A couple of really rich guys have decided to give even more money to health causes they care about deeply.
New York Mayor, media magnate and public health zealot Michael Bloomberg said he will give $220 million to fight smoking in the developing world. Bloomberg's charitable foundation has targeted tobacco use.
And the latest chunk of money, which is part of a four-year commitment, will bring Bloomberg Philanthropies' support of anti-smoking efforts around the globe to more than $600 million.
Originally published on Thu March 22, 2012 10:06 am
Things were not quiet again in Clintonville, Wis., early today.
As we reported Wednesday, folks there have been hearing booms and feeling vibrations this week and no one has yet been able to explain what's causing them. One of the latest theories is that unusually warm temperatures are causing underground ice to crack. A few homeowners think they've suffered some damages (cracked floors, for example).
I'm Michel Martin and this is TELL ME MORE from NPR News. Coming up, the life of legendary athlete Jim Thorpe was full of dramatic ups and downs, from Olympic triumph to all kinds of personal struggles. But the twist and turns of fate did not end with his death. We'll hear more about a fascinating controversy over his final resting place. We'll have that conversation in a few minutes.
Suzanne Collins' novel The Hunger Games and its two sequels are smashingly well written and morally problematic. They're set in the future, in which a country — presumably the former United States — is divided into 12 fenced-off districts many miles apart.
Each year, to remind people of its limitless power, a totalitarian government holds a lottery, selecting two children per district to participate in a killing ritual — the Hunger Games of the title — that will be televised to the masses, complete with opening ceremonies and beauty-pageant-style interviews.
At 54, Don Verrilli Jr. stands tall and calm in the Supreme Court chamber, his salt and pepper mustache the only thing about him that bristles. His deep, baritone voice suggests to the justices that he is the essence of reasonableness. There are no histrionics. Indeed, if he gets backed into a corner, his voice just gets deeper. Only the occasional, needless throat-clearing betrays any nerves at all.
Bedouin tribesmen on Egypt's Sinai Peninsula rely on tourists for their livelihood — taking them on safaris, selling them trinkets, renting them huts at no-frills resorts on the Red Sea.
But these days, some Bedouins are using tourists for something completely different: as hostages in their political battle with the Egyptian government. In one recent incident, the tribesmen kidnapped two Brazilian tourists to secure the release of imprisoned relatives. The kidnappers released the women unharmed a few hours later.
A New Hampshire man who claimed last year that for a fee of $135 he would arrange to have your dog walked if the Rapture did indeed begin last May 21 and you got taken up to heaven, is now saying that his business venture was a hoax.

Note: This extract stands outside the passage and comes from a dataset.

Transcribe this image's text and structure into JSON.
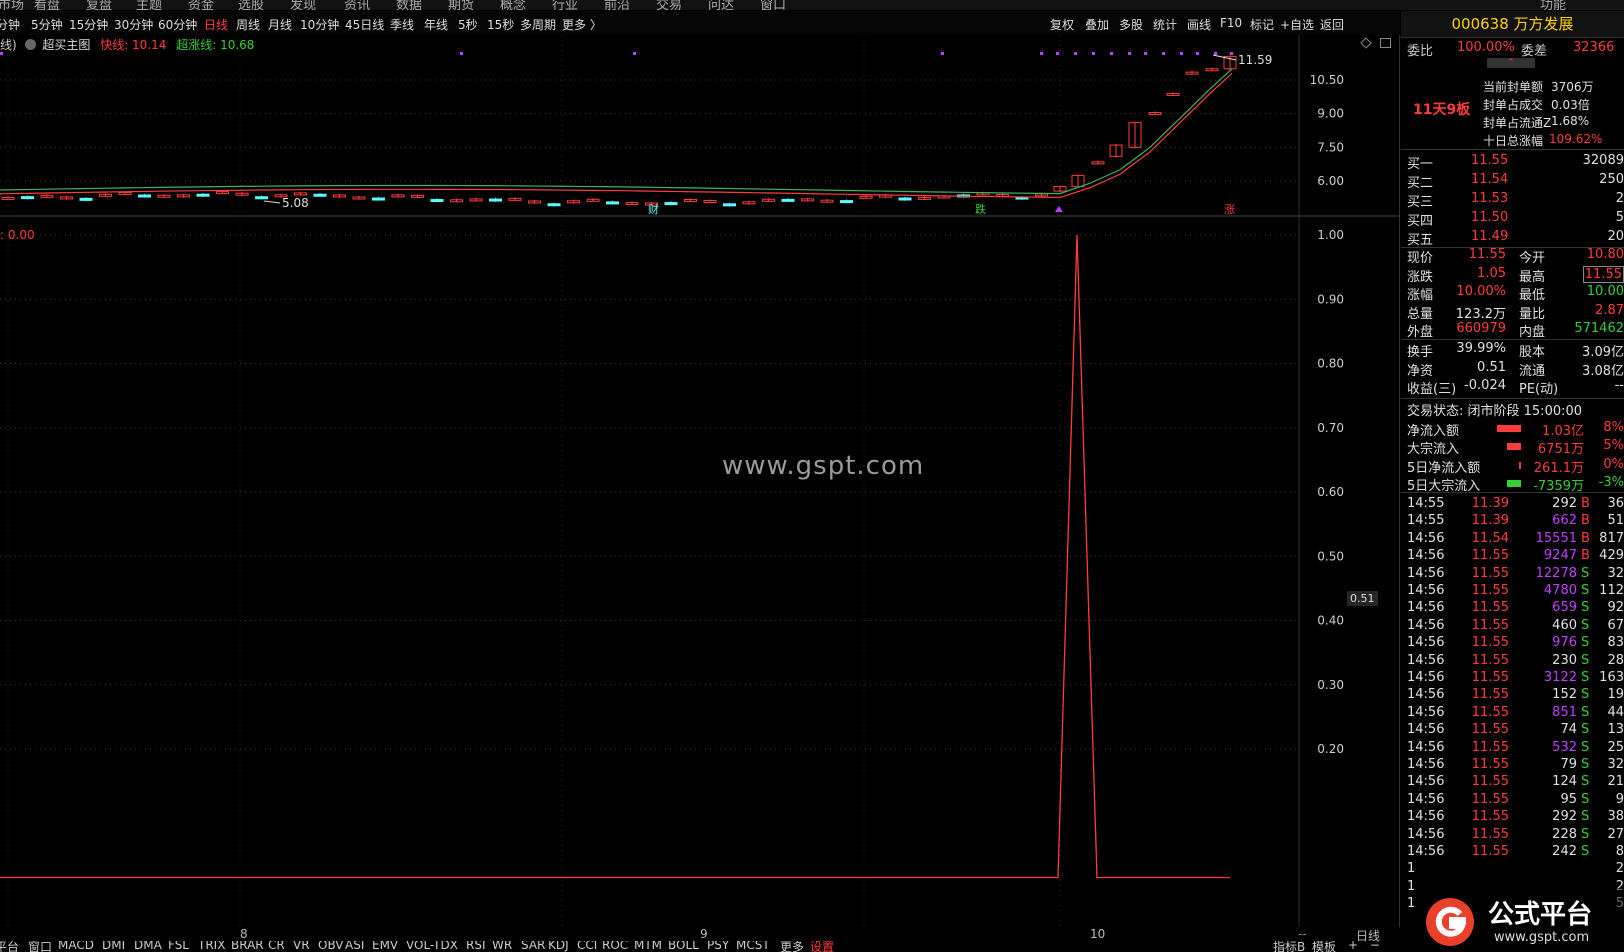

Allegations of phone hacking and bribery brought down Rupert Murdoch's tabloid News of the World. Criminal and parliamentary investigations are now under way in the U.K., and dozens of journalists and top executives from Murdoch's paper have been arrested.
Scotland Yard has been investigating the scandal, but several police officials from that iconic institution have also been implicated; they're accused of accepting bribes from reporters at Murdoch's papers.
Administrators at Vanderbilt University are beginning to enforce a long-held nondiscrimination policy for student groups. The policy is forcing a dilemma for faith-based organizations: Either drop requirements that their leaders hold certain beliefs, or forfeit school funding and move off campus.
Members of Christian student groups say Vanderbilt's nondiscrimination policy has them feeling more like victims of discrimination. They include the school's star quarterback, junior Jordan Rogers.